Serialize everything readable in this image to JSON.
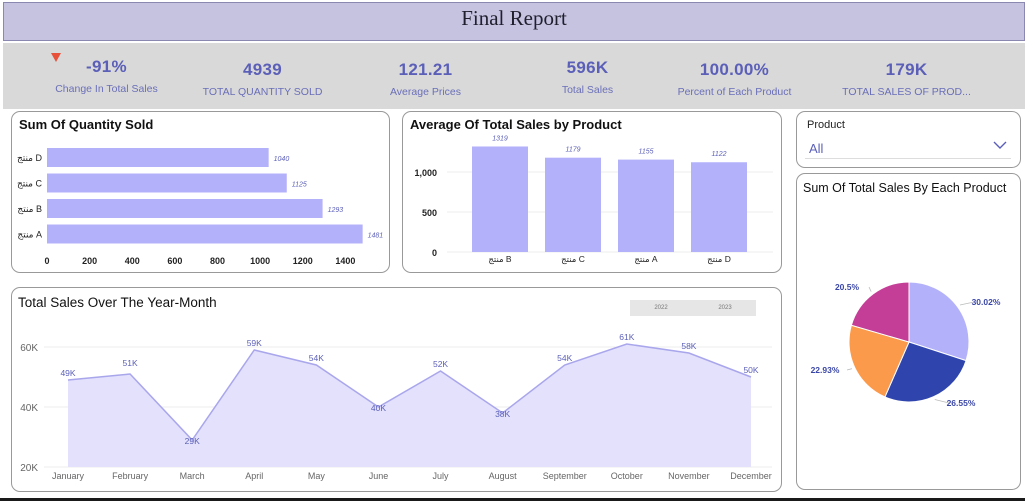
{
  "header": {
    "title": "Final Report"
  },
  "kpis": [
    {
      "value": "-91%",
      "label": "Change In Total Sales",
      "indicator": "down-arrow",
      "indicator_color": "#e8503a"
    },
    {
      "value": "4939",
      "label": "TOTAL QUANTITY SOLD"
    },
    {
      "value": "121.21",
      "label": "Average Prices"
    },
    {
      "value": "596K",
      "label": "Total Sales"
    },
    {
      "value": "100.00%",
      "label": "Percent of Each Product"
    },
    {
      "value": "179K",
      "label": "TOTAL SALES OF PROD..."
    }
  ],
  "colors": {
    "bar": "#b4b1fb",
    "area_fill": "#e3e1fb",
    "area_line": "#a9a6ec",
    "kpi_text": "#5b5fb8",
    "header_bg": "#c5c3e0"
  },
  "slicer": {
    "label": "Product",
    "value": "All"
  },
  "year_tabs": [
    "2022",
    "2023"
  ],
  "chart_data": [
    {
      "type": "bar",
      "orientation": "horizontal",
      "title": "Sum Of Quantity Sold",
      "categories": [
        "منتج D",
        "منتج C",
        "منتج B",
        "منتج A"
      ],
      "values": [
        1040,
        1125,
        1293,
        1481
      ],
      "data_labels": [
        "1040",
        "1125",
        "1293",
        "1481"
      ],
      "xlim": [
        0,
        1600
      ],
      "xticks": [
        "0",
        "200",
        "400",
        "600",
        "800",
        "1000",
        "1200",
        "1400"
      ]
    },
    {
      "type": "bar",
      "title": "Average Of Total Sales by Product",
      "categories": [
        "منتج B",
        "منتج C",
        "منتج A",
        "منتج D"
      ],
      "values": [
        1319,
        1179,
        1155,
        1122
      ],
      "data_labels": [
        "1319",
        "1179",
        "1155",
        "1122"
      ],
      "ylim": [
        0,
        1400
      ],
      "yticks": [
        "0",
        "500",
        "1,000"
      ]
    },
    {
      "type": "area",
      "title": "Total Sales Over The Year-Month",
      "categories": [
        "January",
        "February",
        "March",
        "April",
        "May",
        "June",
        "July",
        "August",
        "September",
        "October",
        "November",
        "December"
      ],
      "values": [
        49,
        51,
        29,
        59,
        54,
        40,
        52,
        38,
        54,
        61,
        58,
        50
      ],
      "data_labels": [
        "49K",
        "51K",
        "29K",
        "59K",
        "54K",
        "40K",
        "52K",
        "38K",
        "54K",
        "61K",
        "58K",
        "50K"
      ],
      "ylim": [
        20,
        65
      ],
      "yticks": [
        "20K",
        "40K",
        "60K"
      ],
      "grid": true
    },
    {
      "type": "pie",
      "title": "Sum Of Total Sales By Each Product",
      "slices": [
        {
          "value": 30.02,
          "label": "30.02%",
          "color": "#b4b1fb"
        },
        {
          "value": 26.55,
          "label": "26.55%",
          "color": "#2f45ad"
        },
        {
          "value": 22.93,
          "label": "22.93%",
          "color": "#fc9a4c"
        },
        {
          "value": 20.5,
          "label": "20.5%",
          "color": "#c43d96"
        }
      ]
    }
  ]
}
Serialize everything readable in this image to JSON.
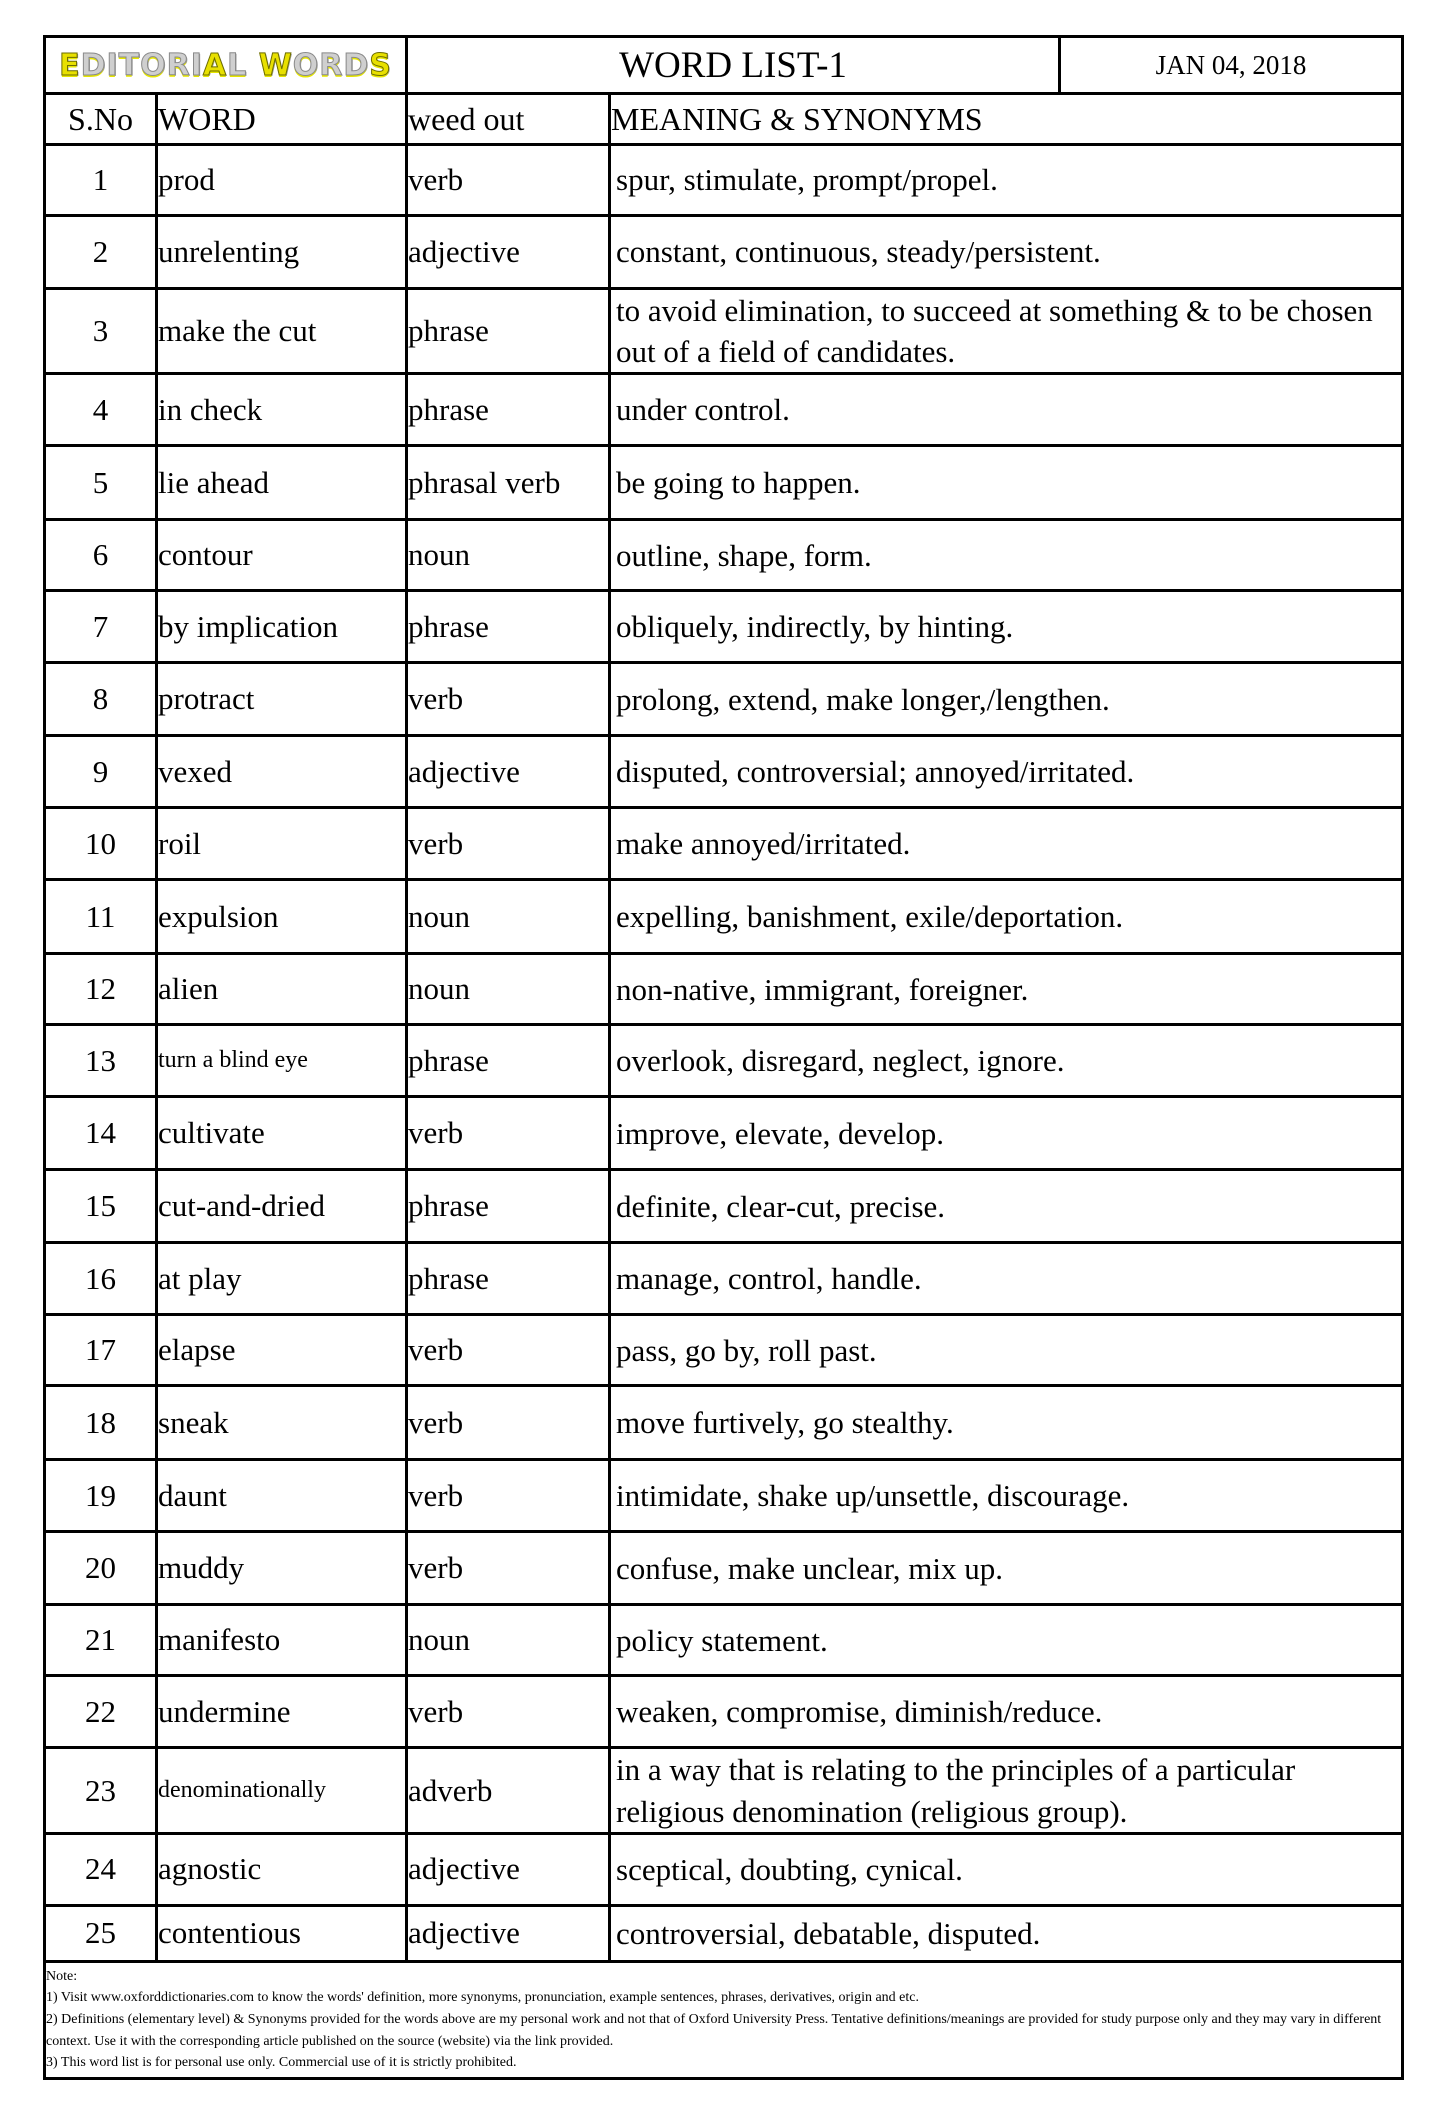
{
  "header": {
    "logo_text_parts": [
      {
        "text": "E",
        "accent": true
      },
      {
        "text": "DITORI",
        "accent": false
      },
      {
        "text": "A",
        "accent": true
      },
      {
        "text": "L ",
        "accent": false
      },
      {
        "text": "W",
        "accent": true
      },
      {
        "text": "ORD",
        "accent": false
      },
      {
        "text": "S",
        "accent": true
      }
    ],
    "title": "WORD LIST-1",
    "date": "JAN 04, 2018"
  },
  "columns": {
    "sno": "S.No",
    "word": "WORD",
    "type": "weed out",
    "meaning": "MEANING & SYNONYMS"
  },
  "rows": [
    {
      "sno": "1",
      "word": "prod",
      "type": "verb",
      "meaning": "spur, stimulate, prompt/propel."
    },
    {
      "sno": "2",
      "word": "unrelenting",
      "type": "adjective",
      "meaning": "constant, continuous, steady/persistent."
    },
    {
      "sno": "3",
      "word": "make the cut",
      "type": "phrase",
      "meaning": "to avoid elimination, to succeed at something & to be chosen out of a field of candidates."
    },
    {
      "sno": "4",
      "word": "in check",
      "type": "phrase",
      "meaning": "under control."
    },
    {
      "sno": "5",
      "word": "lie ahead",
      "type": "phrasal verb",
      "meaning": "be going to happen."
    },
    {
      "sno": "6",
      "word": "contour",
      "type": "noun",
      "meaning": "outline, shape, form."
    },
    {
      "sno": "7",
      "word": "by implication",
      "type": "phrase",
      "meaning": "obliquely, indirectly, by hinting."
    },
    {
      "sno": "8",
      "word": "protract",
      "type": "verb",
      "meaning": "prolong, extend, make longer,/lengthen."
    },
    {
      "sno": "9",
      "word": "vexed",
      "type": "adjective",
      "meaning": "disputed, controversial; annoyed/irritated."
    },
    {
      "sno": "10",
      "word": "roil",
      "type": "verb",
      "meaning": "make annoyed/irritated."
    },
    {
      "sno": "11",
      "word": "expulsion",
      "type": "noun",
      "meaning": "expelling, banishment, exile/deportation."
    },
    {
      "sno": "12",
      "word": "alien",
      "type": "noun",
      "meaning": "non-native, immigrant, foreigner."
    },
    {
      "sno": "13",
      "word": "turn a blind eye",
      "type": "phrase",
      "meaning": "overlook, disregard, neglect, ignore."
    },
    {
      "sno": "14",
      "word": "cultivate",
      "type": "verb",
      "meaning": "improve, elevate, develop."
    },
    {
      "sno": "15",
      "word": "cut-and-dried",
      "type": "phrase",
      "meaning": "definite, clear-cut, precise."
    },
    {
      "sno": "16",
      "word": "at play",
      "type": "phrase",
      "meaning": "manage, control, handle."
    },
    {
      "sno": "17",
      "word": "elapse",
      "type": "verb",
      "meaning": "pass, go by, roll past."
    },
    {
      "sno": "18",
      "word": "sneak",
      "type": "verb",
      "meaning": "move furtively, go stealthy."
    },
    {
      "sno": "19",
      "word": "daunt",
      "type": "verb",
      "meaning": "intimidate, shake up/unsettle, discourage."
    },
    {
      "sno": "20",
      "word": "muddy",
      "type": "verb",
      "meaning": "confuse, make unclear, mix up."
    },
    {
      "sno": "21",
      "word": "manifesto",
      "type": "noun",
      "meaning": "policy statement."
    },
    {
      "sno": "22",
      "word": "undermine",
      "type": "verb",
      "meaning": "weaken, compromise, diminish/reduce."
    },
    {
      "sno": "23",
      "word": "denominationally",
      "type": "adverb",
      "meaning": "in a way that is relating to the principles of a particular religious denomination (religious group)."
    },
    {
      "sno": "24",
      "word": "agnostic",
      "type": "adjective",
      "meaning": "sceptical, doubting, cynical."
    },
    {
      "sno": "25",
      "word": "contentious",
      "type": "adjective",
      "meaning": "controversial, debatable, disputed."
    }
  ],
  "footer": {
    "label": "Note:",
    "notes": [
      "1) Visit www.oxforddictionaries.com to know the words' definition, more synonyms, pronunciation, example sentences, phrases, derivatives, origin and etc.",
      "2) Definitions (elementary level) & Synonyms provided for the words above are my personal work and not that of Oxford University Press. Tentative definitions/meanings are provided for study purpose only and they may vary in different context. Use it with the corresponding article published on the source (website) via the link provided.",
      "3) This word list is for personal use only. Commercial use of it is strictly prohibited."
    ]
  }
}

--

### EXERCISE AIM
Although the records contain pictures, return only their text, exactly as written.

### YOUR RESPONSE
Serialize everything readable in this image to JSON.
{
  "header": {
    "title": "Final Report"
  },
  "kpis": [
    {
      "value": "-91%",
      "label": "Change In Total Sales",
      "indicator": "down-arrow",
      "indicator_color": "#e8503a"
    },
    {
      "value": "4939",
      "label": "TOTAL QUANTITY SOLD"
    },
    {
      "value": "121.21",
      "label": "Average Prices"
    },
    {
      "value": "596K",
      "label": "Total Sales"
    },
    {
      "value": "100.00%",
      "label": "Percent of Each Product"
    },
    {
      "value": "179K",
      "label": "TOTAL SALES OF PROD..."
    }
  ],
  "colors": {
    "bar": "#b4b1fb",
    "area_fill": "#e3e1fb",
    "area_line": "#a9a6ec",
    "kpi_text": "#5b5fb8",
    "header_bg": "#c5c3e0"
  },
  "slicer": {
    "label": "Product",
    "value": "All"
  },
  "year_tabs": [
    "2022",
    "2023"
  ],
  "chart_data": [
    {
      "type": "bar",
      "orientation": "horizontal",
      "title": "Sum Of Quantity Sold",
      "categories": [
        "منتج D",
        "منتج C",
        "منتج B",
        "منتج A"
      ],
      "values": [
        1040,
        1125,
        1293,
        1481
      ],
      "data_labels": [
        "1040",
        "1125",
        "1293",
        "1481"
      ],
      "xlim": [
        0,
        1600
      ],
      "xticks": [
        "0",
        "200",
        "400",
        "600",
        "800",
        "1000",
        "1200",
        "1400"
      ]
    },
    {
      "type": "bar",
      "title": "Average Of Total Sales by Product",
      "categories": [
        "منتج B",
        "منتج C",
        "منتج A",
        "منتج D"
      ],
      "values": [
        1319,
        1179,
        1155,
        1122
      ],
      "data_labels": [
        "1319",
        "1179",
        "1155",
        "1122"
      ],
      "ylim": [
        0,
        1400
      ],
      "yticks": [
        "0",
        "500",
        "1,000"
      ]
    },
    {
      "type": "area",
      "title": "Total Sales Over The Year-Month",
      "categories": [
        "January",
        "February",
        "March",
        "April",
        "May",
        "June",
        "July",
        "August",
        "September",
        "October",
        "November",
        "December"
      ],
      "values": [
        49,
        51,
        29,
        59,
        54,
        40,
        52,
        38,
        54,
        61,
        58,
        50
      ],
      "data_labels": [
        "49K",
        "51K",
        "29K",
        "59K",
        "54K",
        "40K",
        "52K",
        "38K",
        "54K",
        "61K",
        "58K",
        "50K"
      ],
      "ylim": [
        20,
        65
      ],
      "yticks": [
        "20K",
        "40K",
        "60K"
      ],
      "grid": true
    },
    {
      "type": "pie",
      "title": "Sum Of Total Sales By Each Product",
      "slices": [
        {
          "value": 30.02,
          "label": "30.02%",
          "color": "#b4b1fb"
        },
        {
          "value": 26.55,
          "label": "26.55%",
          "color": "#2f45ad"
        },
        {
          "value": 22.93,
          "label": "22.93%",
          "color": "#fc9a4c"
        },
        {
          "value": 20.5,
          "label": "20.5%",
          "color": "#c43d96"
        }
      ]
    }
  ]
}
Serialize everything readable in this image to JSON.
{
  "header": {
    "logo_text_parts": [
      {
        "text": "E",
        "accent": true
      },
      {
        "text": "DITORI",
        "accent": false
      },
      {
        "text": "A",
        "accent": true
      },
      {
        "text": "L ",
        "accent": false
      },
      {
        "text": "W",
        "accent": true
      },
      {
        "text": "ORD",
        "accent": false
      },
      {
        "text": "S",
        "accent": true
      }
    ],
    "title": "WORD LIST-1",
    "date": "JAN 04, 2018"
  },
  "columns": {
    "sno": "S.No",
    "word": "WORD",
    "type": "weed out",
    "meaning": "MEANING & SYNONYMS"
  },
  "rows": [
    {
      "sno": "1",
      "word": "prod",
      "type": "verb",
      "meaning": "spur, stimulate, prompt/propel."
    },
    {
      "sno": "2",
      "word": "unrelenting",
      "type": "adjective",
      "meaning": "constant, continuous, steady/persistent."
    },
    {
      "sno": "3",
      "word": "make the cut",
      "type": "phrase",
      "meaning": "to avoid elimination, to succeed at something & to be chosen out of a field of candidates."
    },
    {
      "sno": "4",
      "word": "in check",
      "type": "phrase",
      "meaning": "under control."
    },
    {
      "sno": "5",
      "word": "lie ahead",
      "type": "phrasal verb",
      "meaning": "be going to happen."
    },
    {
      "sno": "6",
      "word": "contour",
      "type": "noun",
      "meaning": "outline, shape, form."
    },
    {
      "sno": "7",
      "word": "by implication",
      "type": "phrase",
      "meaning": "obliquely, indirectly, by hinting."
    },
    {
      "sno": "8",
      "word": "protract",
      "type": "verb",
      "meaning": "prolong, extend, make longer,/lengthen."
    },
    {
      "sno": "9",
      "word": "vexed",
      "type": "adjective",
      "meaning": "disputed, controversial; annoyed/irritated."
    },
    {
      "sno": "10",
      "word": "roil",
      "type": "verb",
      "meaning": "make annoyed/irritated."
    },
    {
      "sno": "11",
      "word": "expulsion",
      "type": "noun",
      "meaning": "expelling, banishment, exile/deportation."
    },
    {
      "sno": "12",
      "word": "alien",
      "type": "noun",
      "meaning": "non-native, immigrant, foreigner."
    },
    {
      "sno": "13",
      "word": "turn a blind eye",
      "type": "phrase",
      "meaning": "overlook, disregard, neglect, ignore."
    },
    {
      "sno": "14",
      "word": "cultivate",
      "type": "verb",
      "meaning": "improve, elevate, develop."
    },
    {
      "sno": "15",
      "word": "cut-and-dried",
      "type": "phrase",
      "meaning": "definite, clear-cut, precise."
    },
    {
      "sno": "16",
      "word": "at play",
      "type": "phrase",
      "meaning": "manage, control, handle."
    },
    {
      "sno": "17",
      "word": "elapse",
      "type": "verb",
      "meaning": "pass, go by, roll past."
    },
    {
      "sno": "18",
      "word": "sneak",
      "type": "verb",
      "meaning": "move furtively, go stealthy."
    },
    {
      "sno": "19",
      "word": "daunt",
      "type": "verb",
      "meaning": "intimidate, shake up/unsettle, discourage."
    },
    {
      "sno": "20",
      "word": "muddy",
      "type": "verb",
      "meaning": "confuse, make unclear, mix up."
    },
    {
      "sno": "21",
      "word": "manifesto",
      "type": "noun",
      "meaning": "policy statement."
    },
    {
      "sno": "22",
      "word": "undermine",
      "type": "verb",
      "meaning": "weaken, compromise, diminish/reduce."
    },
    {
      "sno": "23",
      "word": "denominationally",
      "type": "adverb",
      "meaning": "in a way that is relating to the principles of a particular religious denomination (religious group)."
    },
    {
      "sno": "24",
      "word": "agnostic",
      "type": "adjective",
      "meaning": "sceptical, doubting, cynical."
    },
    {
      "sno": "25",
      "word": "contentious",
      "type": "adjective",
      "meaning": "controversial, debatable, disputed."
    }
  ],
  "footer": {
    "label": "Note:",
    "notes": [
      "1) Visit www.oxforddictionaries.com to know the words' definition, more synonyms, pronunciation, example sentences, phrases, derivatives, origin and etc.",
      "2) Definitions (elementary level) & Synonyms provided for the words above are my personal work and not that of Oxford University Press. Tentative definitions/meanings are provided for study purpose only and they may vary in different context. Use it with the corresponding article published on the source (website) via the link provided.",
      "3) This word list is for personal use only. Commercial use of it is strictly prohibited."
    ]
  }
}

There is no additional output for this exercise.